Mercy's birthing center is on the ground floor of the hospital, and its obstetrics surgery suite and traditional labor and birth suites are in the same tower. The center's location inside the hospital allows for rapid intervention should unexpected complications arise during delivery. The neonatal intensive care unit is an elevator ride away.

Susan Ray and Theo receive soothing touch.

Geldbach said the birthing center has an obstetrician as its medical director and it collaborates with four Mercy physicians who take over care if higher intensity medical or surgical intervention is warranted.

Mothers scheduled to give birth at the birthing center will be admitted to the hospital's labor and birth suites instead if they go into labor before 37 weeks' gestation or after 42 weeks, if labor must be induced or augmented with drugs, or if the patient decides to receive an epidural.
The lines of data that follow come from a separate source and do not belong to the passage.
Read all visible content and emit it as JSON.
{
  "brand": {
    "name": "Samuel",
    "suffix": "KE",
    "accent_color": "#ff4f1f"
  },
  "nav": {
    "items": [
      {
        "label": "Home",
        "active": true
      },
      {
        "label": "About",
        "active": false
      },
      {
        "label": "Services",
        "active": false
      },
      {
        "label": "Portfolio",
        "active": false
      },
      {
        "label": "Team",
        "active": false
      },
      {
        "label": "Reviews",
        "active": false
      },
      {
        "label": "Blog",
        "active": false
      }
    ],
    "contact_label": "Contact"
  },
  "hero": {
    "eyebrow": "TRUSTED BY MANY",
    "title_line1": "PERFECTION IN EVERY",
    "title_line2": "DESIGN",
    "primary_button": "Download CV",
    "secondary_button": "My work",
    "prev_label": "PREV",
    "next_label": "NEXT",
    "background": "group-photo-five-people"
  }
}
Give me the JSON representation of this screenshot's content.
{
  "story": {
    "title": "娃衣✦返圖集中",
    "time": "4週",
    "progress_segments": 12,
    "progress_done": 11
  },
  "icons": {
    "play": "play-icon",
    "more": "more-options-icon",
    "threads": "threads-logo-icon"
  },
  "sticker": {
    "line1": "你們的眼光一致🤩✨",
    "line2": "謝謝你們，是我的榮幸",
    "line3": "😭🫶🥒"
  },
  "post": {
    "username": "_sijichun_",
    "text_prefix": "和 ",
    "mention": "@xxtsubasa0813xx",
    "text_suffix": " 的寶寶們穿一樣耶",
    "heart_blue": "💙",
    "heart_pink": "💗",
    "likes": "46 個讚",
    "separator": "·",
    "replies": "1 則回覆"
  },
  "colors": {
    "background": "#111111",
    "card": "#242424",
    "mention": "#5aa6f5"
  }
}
Buckwalter said that just like with women who plan to deliver in a hospital, the birthing clinic's prenatal patients get regular check-ups and they typically undergo ultrasound tests. They prepare for labor and delivery the same as patients who opt for hospital deliveries. Newborn babies at the birthing clinic undergo the same testing, monitoring and postnatal care as healthy hospital-born babies. All of the prenatal care is delivered in the birthing center, and midwives and patients get to know each other through a great deal of one-on-one contact. That continuity of contact allows patients to build trusting relationships with the midwives and staff and develop a familiarity with the facility that can contribute to their sense of comfort during their labor and delivery, said Buckwalter.

Bouncing baby boy
Susan Ray, 26 of St. Louis, was the first to deliver at the Mercy Birthing Center. She welcomed her first child, Theodore "Theo" James Ray, on Sept. 1.

She originally had planned to deliver at Mercy Hospital St. Louis' labor and birth suites, but her prenatal yoga instructor told her about the new birthing center and Ray decided to deliver there instead.

"When I heard about it, I liked their mission of having no intervention until necessary," she said, noting that, for her, the birth center provided a welcome balance between a home and a hospital birth.

During the delivery her doula birthing coach and Buckwalter helped her with techniques so that the birth — while painful — went smoothly. And Ray said she cuddled with her son and husband in the queen-sized bed and listened to the bubbling from the wall-mounted fountain in her room.

Of the birthing center, she said, "It's an amazing place where people really care about you and make you feel special and are really encouraging."

Center welcomes low-risk moms

St. Louis' Mercy Birthing Center is available to expectant moms of any age who, among other qualifications:

  • Have no complex medical conditions
  • Are carrying a single baby
  • Have a baby positioned head down
  • Go into labor between 37 and 42 weeks of pregnancy
  • Have had no prenatal tests indicating a need for electronic fetal monitoring
  • Have not had a prior caesarian section


Copyright © 2014 by the Catholic Health Association of the United States
For reprint permission, contact Betty Crosby or call (314) 253-3477.

Copyright © 2014 by the Catholic Health Association of the United States

For reprint permission, contact Betty Crosby or call (314) 253-3490.